King Edward I had seen the advantage of the place for a fortified town, and a great commercial port and wanted to obtain the possession of this property. By a deed executed by the Abbey and Convent, in the beginning of the year 1298, Edward acquired the absolute ownership of Wyke, and he immediately renamed it Kingston, or King's Town, adding the terms upon Hull, to distinguish it from Kingston upon Thames and having constituted it a manor independent of Myton, he built a Manor Hall, or royal residence, and issued a proclamation, offering great freedoms, privileges, and immunities, to all those who should fix their habitations there. He placed the town under the government of a Warden and Bailiffs; and appointed Peter de Campania to value and let it. This new valuation amounted to £78. 17s. 8d. per annum, which corresponds within a few shillings with the sum stated to have been received for the rent of the same property by the Abbot of Meaux. The first person appointed to fill the high office of Warden was Richard Oysel, the King's bailiff of the of Holderness, and keeper of the Royal Manor of Burstwick.

He issued a CHARTER in 1299 after the burgesses had petitioned him.

The freedom of passage conferred upon the burgesses by their charter, caused them to establish a ferry across the river Hull. Proper roads and highways to Hessle, Anlaby, Beverley, Cottingham, and Holderness, were formed and these three roads are probably the same as remain to this day.

Edward I was a tall man for his era, hence the nickname "Longshanks". His temperament combined with his height, made him an intimidating man, and he often instilled fear in his contemporaries. He held the respect of his subjects for the way he embodied the medieval ideal of kingship, as a soldier, an administrator and a man of faith. He restored royal authority after the reign of Henry III, and established a parliament as a permanent institution. That gave him a system for raising taxes for his war efforts, and a way of reforming the laws. He was very brutal towards the Scots, and it was during his reign that William Wallace was hung drawn and quartered. He also issued the Edict of Expulsion in 1290, by which the Jews were expelled from England. The Edict remained in effect for the rest of the Middle Ages, and it would be over 350 years until it was formally overturned under Oliver Cromwell in 1656.

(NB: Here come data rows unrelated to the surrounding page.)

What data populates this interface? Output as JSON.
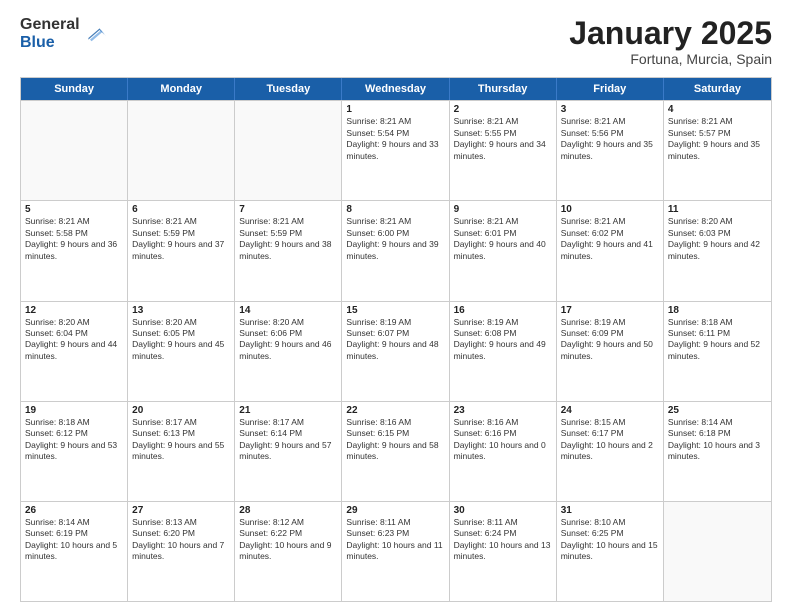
{
  "logo": {
    "general": "General",
    "blue": "Blue"
  },
  "title": "January 2025",
  "subtitle": "Fortuna, Murcia, Spain",
  "header_days": [
    "Sunday",
    "Monday",
    "Tuesday",
    "Wednesday",
    "Thursday",
    "Friday",
    "Saturday"
  ],
  "weeks": [
    [
      {
        "day": "",
        "sunrise": "",
        "sunset": "",
        "daylight": ""
      },
      {
        "day": "",
        "sunrise": "",
        "sunset": "",
        "daylight": ""
      },
      {
        "day": "",
        "sunrise": "",
        "sunset": "",
        "daylight": ""
      },
      {
        "day": "1",
        "sunrise": "Sunrise: 8:21 AM",
        "sunset": "Sunset: 5:54 PM",
        "daylight": "Daylight: 9 hours and 33 minutes."
      },
      {
        "day": "2",
        "sunrise": "Sunrise: 8:21 AM",
        "sunset": "Sunset: 5:55 PM",
        "daylight": "Daylight: 9 hours and 34 minutes."
      },
      {
        "day": "3",
        "sunrise": "Sunrise: 8:21 AM",
        "sunset": "Sunset: 5:56 PM",
        "daylight": "Daylight: 9 hours and 35 minutes."
      },
      {
        "day": "4",
        "sunrise": "Sunrise: 8:21 AM",
        "sunset": "Sunset: 5:57 PM",
        "daylight": "Daylight: 9 hours and 35 minutes."
      }
    ],
    [
      {
        "day": "5",
        "sunrise": "Sunrise: 8:21 AM",
        "sunset": "Sunset: 5:58 PM",
        "daylight": "Daylight: 9 hours and 36 minutes."
      },
      {
        "day": "6",
        "sunrise": "Sunrise: 8:21 AM",
        "sunset": "Sunset: 5:59 PM",
        "daylight": "Daylight: 9 hours and 37 minutes."
      },
      {
        "day": "7",
        "sunrise": "Sunrise: 8:21 AM",
        "sunset": "Sunset: 5:59 PM",
        "daylight": "Daylight: 9 hours and 38 minutes."
      },
      {
        "day": "8",
        "sunrise": "Sunrise: 8:21 AM",
        "sunset": "Sunset: 6:00 PM",
        "daylight": "Daylight: 9 hours and 39 minutes."
      },
      {
        "day": "9",
        "sunrise": "Sunrise: 8:21 AM",
        "sunset": "Sunset: 6:01 PM",
        "daylight": "Daylight: 9 hours and 40 minutes."
      },
      {
        "day": "10",
        "sunrise": "Sunrise: 8:21 AM",
        "sunset": "Sunset: 6:02 PM",
        "daylight": "Daylight: 9 hours and 41 minutes."
      },
      {
        "day": "11",
        "sunrise": "Sunrise: 8:20 AM",
        "sunset": "Sunset: 6:03 PM",
        "daylight": "Daylight: 9 hours and 42 minutes."
      }
    ],
    [
      {
        "day": "12",
        "sunrise": "Sunrise: 8:20 AM",
        "sunset": "Sunset: 6:04 PM",
        "daylight": "Daylight: 9 hours and 44 minutes."
      },
      {
        "day": "13",
        "sunrise": "Sunrise: 8:20 AM",
        "sunset": "Sunset: 6:05 PM",
        "daylight": "Daylight: 9 hours and 45 minutes."
      },
      {
        "day": "14",
        "sunrise": "Sunrise: 8:20 AM",
        "sunset": "Sunset: 6:06 PM",
        "daylight": "Daylight: 9 hours and 46 minutes."
      },
      {
        "day": "15",
        "sunrise": "Sunrise: 8:19 AM",
        "sunset": "Sunset: 6:07 PM",
        "daylight": "Daylight: 9 hours and 48 minutes."
      },
      {
        "day": "16",
        "sunrise": "Sunrise: 8:19 AM",
        "sunset": "Sunset: 6:08 PM",
        "daylight": "Daylight: 9 hours and 49 minutes."
      },
      {
        "day": "17",
        "sunrise": "Sunrise: 8:19 AM",
        "sunset": "Sunset: 6:09 PM",
        "daylight": "Daylight: 9 hours and 50 minutes."
      },
      {
        "day": "18",
        "sunrise": "Sunrise: 8:18 AM",
        "sunset": "Sunset: 6:11 PM",
        "daylight": "Daylight: 9 hours and 52 minutes."
      }
    ],
    [
      {
        "day": "19",
        "sunrise": "Sunrise: 8:18 AM",
        "sunset": "Sunset: 6:12 PM",
        "daylight": "Daylight: 9 hours and 53 minutes."
      },
      {
        "day": "20",
        "sunrise": "Sunrise: 8:17 AM",
        "sunset": "Sunset: 6:13 PM",
        "daylight": "Daylight: 9 hours and 55 minutes."
      },
      {
        "day": "21",
        "sunrise": "Sunrise: 8:17 AM",
        "sunset": "Sunset: 6:14 PM",
        "daylight": "Daylight: 9 hours and 57 minutes."
      },
      {
        "day": "22",
        "sunrise": "Sunrise: 8:16 AM",
        "sunset": "Sunset: 6:15 PM",
        "daylight": "Daylight: 9 hours and 58 minutes."
      },
      {
        "day": "23",
        "sunrise": "Sunrise: 8:16 AM",
        "sunset": "Sunset: 6:16 PM",
        "daylight": "Daylight: 10 hours and 0 minutes."
      },
      {
        "day": "24",
        "sunrise": "Sunrise: 8:15 AM",
        "sunset": "Sunset: 6:17 PM",
        "daylight": "Daylight: 10 hours and 2 minutes."
      },
      {
        "day": "25",
        "sunrise": "Sunrise: 8:14 AM",
        "sunset": "Sunset: 6:18 PM",
        "daylight": "Daylight: 10 hours and 3 minutes."
      }
    ],
    [
      {
        "day": "26",
        "sunrise": "Sunrise: 8:14 AM",
        "sunset": "Sunset: 6:19 PM",
        "daylight": "Daylight: 10 hours and 5 minutes."
      },
      {
        "day": "27",
        "sunrise": "Sunrise: 8:13 AM",
        "sunset": "Sunset: 6:20 PM",
        "daylight": "Daylight: 10 hours and 7 minutes."
      },
      {
        "day": "28",
        "sunrise": "Sunrise: 8:12 AM",
        "sunset": "Sunset: 6:22 PM",
        "daylight": "Daylight: 10 hours and 9 minutes."
      },
      {
        "day": "29",
        "sunrise": "Sunrise: 8:11 AM",
        "sunset": "Sunset: 6:23 PM",
        "daylight": "Daylight: 10 hours and 11 minutes."
      },
      {
        "day": "30",
        "sunrise": "Sunrise: 8:11 AM",
        "sunset": "Sunset: 6:24 PM",
        "daylight": "Daylight: 10 hours and 13 minutes."
      },
      {
        "day": "31",
        "sunrise": "Sunrise: 8:10 AM",
        "sunset": "Sunset: 6:25 PM",
        "daylight": "Daylight: 10 hours and 15 minutes."
      },
      {
        "day": "",
        "sunrise": "",
        "sunset": "",
        "daylight": ""
      }
    ]
  ]
}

When the king died in 1307, he left to his son, Edward II, an ongoing war with Scotland and many financial and political problems.